◆ Required work:
If a line in the records below holds the word "heading", copy it.
━━━ Information supplied ━━━
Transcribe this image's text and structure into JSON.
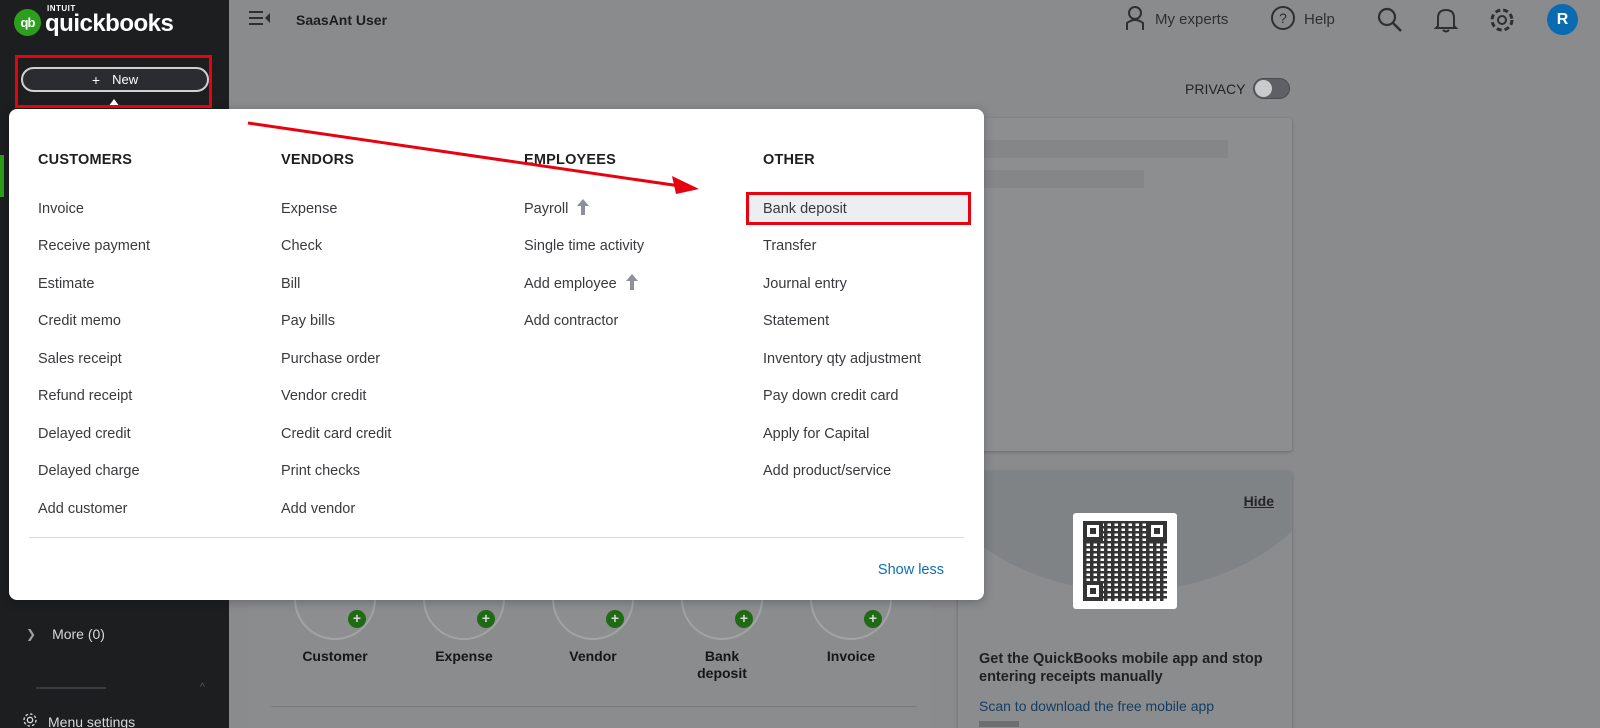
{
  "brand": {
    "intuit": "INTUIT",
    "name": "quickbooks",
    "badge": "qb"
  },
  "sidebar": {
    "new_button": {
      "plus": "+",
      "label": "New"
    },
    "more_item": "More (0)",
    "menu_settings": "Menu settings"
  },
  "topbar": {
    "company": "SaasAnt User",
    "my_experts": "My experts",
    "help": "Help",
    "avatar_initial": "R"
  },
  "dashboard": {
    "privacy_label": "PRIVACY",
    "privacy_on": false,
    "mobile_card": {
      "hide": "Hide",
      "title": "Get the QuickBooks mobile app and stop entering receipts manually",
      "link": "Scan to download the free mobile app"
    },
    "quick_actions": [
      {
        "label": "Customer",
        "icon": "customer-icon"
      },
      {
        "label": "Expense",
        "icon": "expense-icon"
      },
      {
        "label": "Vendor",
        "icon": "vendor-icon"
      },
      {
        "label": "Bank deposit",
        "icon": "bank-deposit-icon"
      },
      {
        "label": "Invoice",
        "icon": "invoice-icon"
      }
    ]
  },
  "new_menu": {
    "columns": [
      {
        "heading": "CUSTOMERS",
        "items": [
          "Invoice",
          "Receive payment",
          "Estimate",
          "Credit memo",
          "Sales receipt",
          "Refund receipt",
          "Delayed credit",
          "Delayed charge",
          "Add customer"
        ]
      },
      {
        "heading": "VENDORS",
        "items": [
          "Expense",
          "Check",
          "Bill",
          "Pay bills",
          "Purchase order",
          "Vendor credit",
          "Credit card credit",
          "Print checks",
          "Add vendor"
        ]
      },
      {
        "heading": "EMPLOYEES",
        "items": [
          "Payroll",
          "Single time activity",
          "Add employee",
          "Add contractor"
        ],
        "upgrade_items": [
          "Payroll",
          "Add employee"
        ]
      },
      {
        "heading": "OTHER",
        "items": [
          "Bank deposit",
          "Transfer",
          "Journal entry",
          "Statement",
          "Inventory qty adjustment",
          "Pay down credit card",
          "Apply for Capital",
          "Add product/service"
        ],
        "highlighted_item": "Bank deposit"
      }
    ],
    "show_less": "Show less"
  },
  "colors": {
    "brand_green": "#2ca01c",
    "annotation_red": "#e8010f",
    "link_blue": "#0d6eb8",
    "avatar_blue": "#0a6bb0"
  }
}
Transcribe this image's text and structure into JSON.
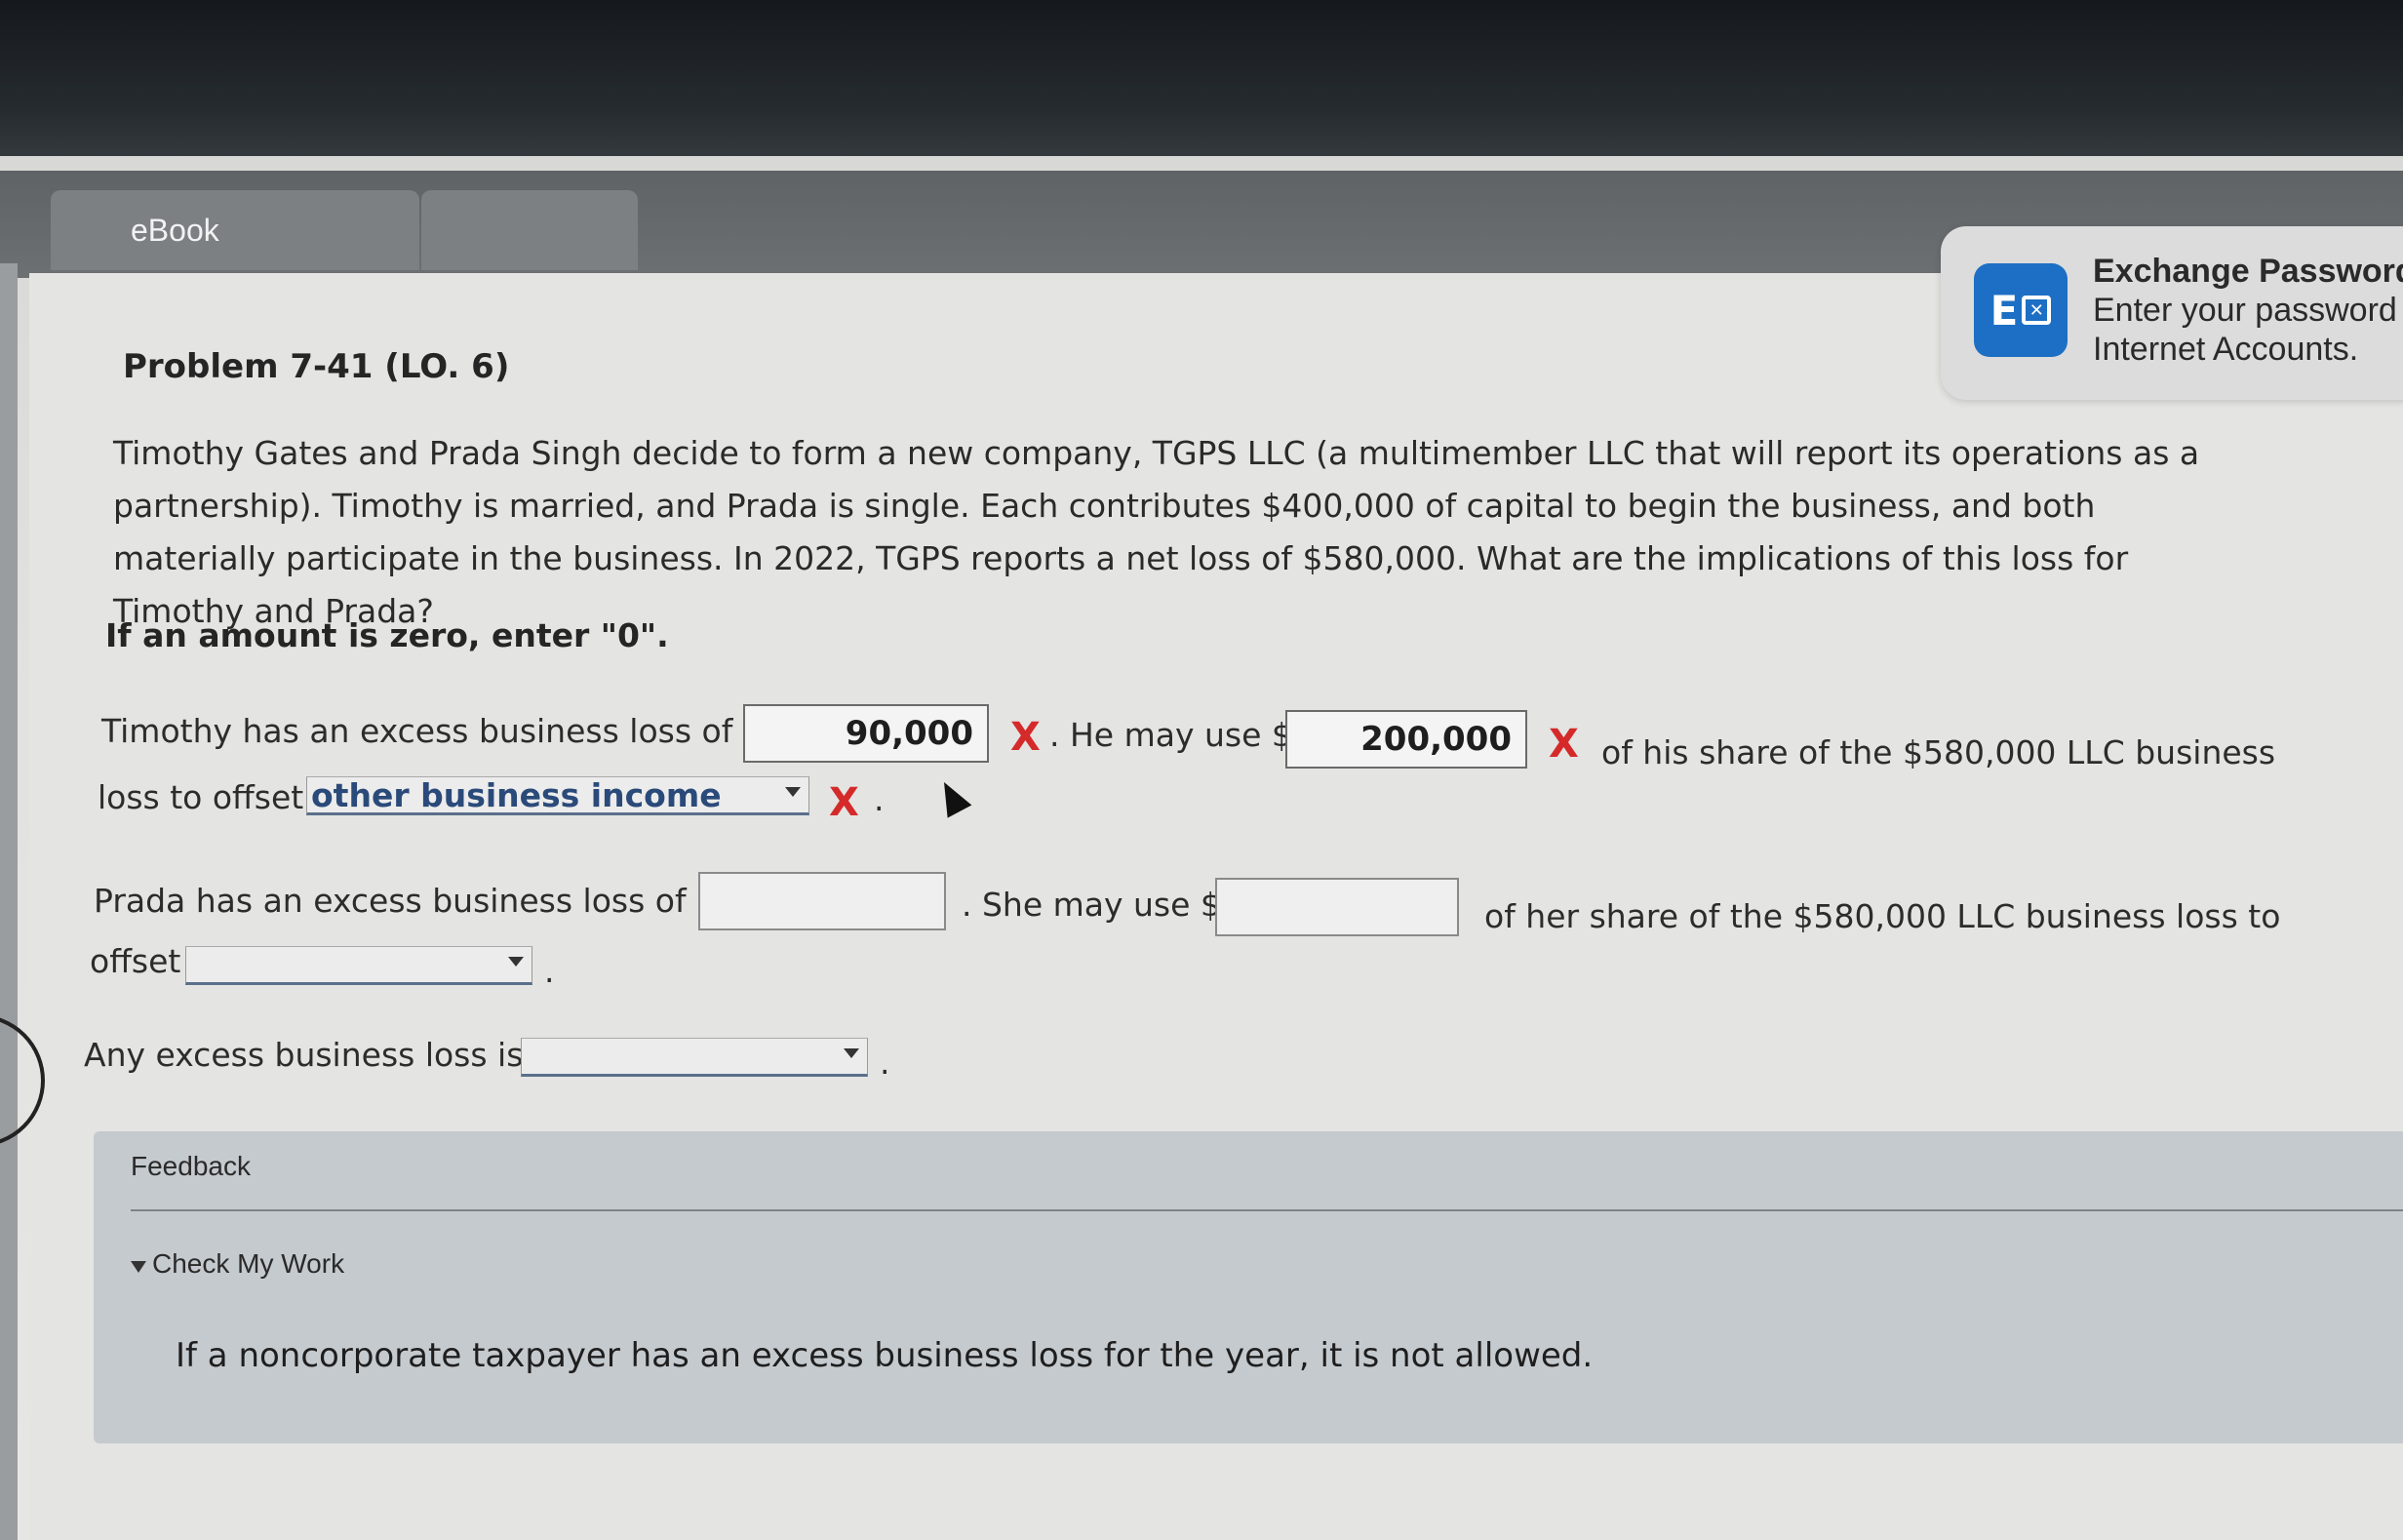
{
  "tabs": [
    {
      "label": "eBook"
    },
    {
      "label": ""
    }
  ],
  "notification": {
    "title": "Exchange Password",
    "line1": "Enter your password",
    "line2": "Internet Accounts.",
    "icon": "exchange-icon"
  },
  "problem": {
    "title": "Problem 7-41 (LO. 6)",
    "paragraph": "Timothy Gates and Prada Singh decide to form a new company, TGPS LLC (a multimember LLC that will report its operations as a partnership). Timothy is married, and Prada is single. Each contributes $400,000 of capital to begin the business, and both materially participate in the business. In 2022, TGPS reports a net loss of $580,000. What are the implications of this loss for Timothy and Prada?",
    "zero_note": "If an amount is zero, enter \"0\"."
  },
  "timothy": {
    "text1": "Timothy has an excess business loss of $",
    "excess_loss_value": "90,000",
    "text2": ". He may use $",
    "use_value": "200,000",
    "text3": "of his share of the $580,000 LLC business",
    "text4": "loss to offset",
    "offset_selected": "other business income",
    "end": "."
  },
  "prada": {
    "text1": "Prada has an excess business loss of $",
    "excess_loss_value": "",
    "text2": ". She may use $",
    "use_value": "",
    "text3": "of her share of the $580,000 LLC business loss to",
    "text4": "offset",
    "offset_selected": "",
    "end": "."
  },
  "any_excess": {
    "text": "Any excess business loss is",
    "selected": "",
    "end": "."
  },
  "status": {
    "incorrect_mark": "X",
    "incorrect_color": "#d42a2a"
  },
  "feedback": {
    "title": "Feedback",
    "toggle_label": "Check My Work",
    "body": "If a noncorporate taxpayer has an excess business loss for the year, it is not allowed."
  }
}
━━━
◆ Solution to this task:
        "heading": "CUSTOMERS",
        "heading": "VENDORS",
        "heading": "EMPLOYEES",
        "heading": "OTHER",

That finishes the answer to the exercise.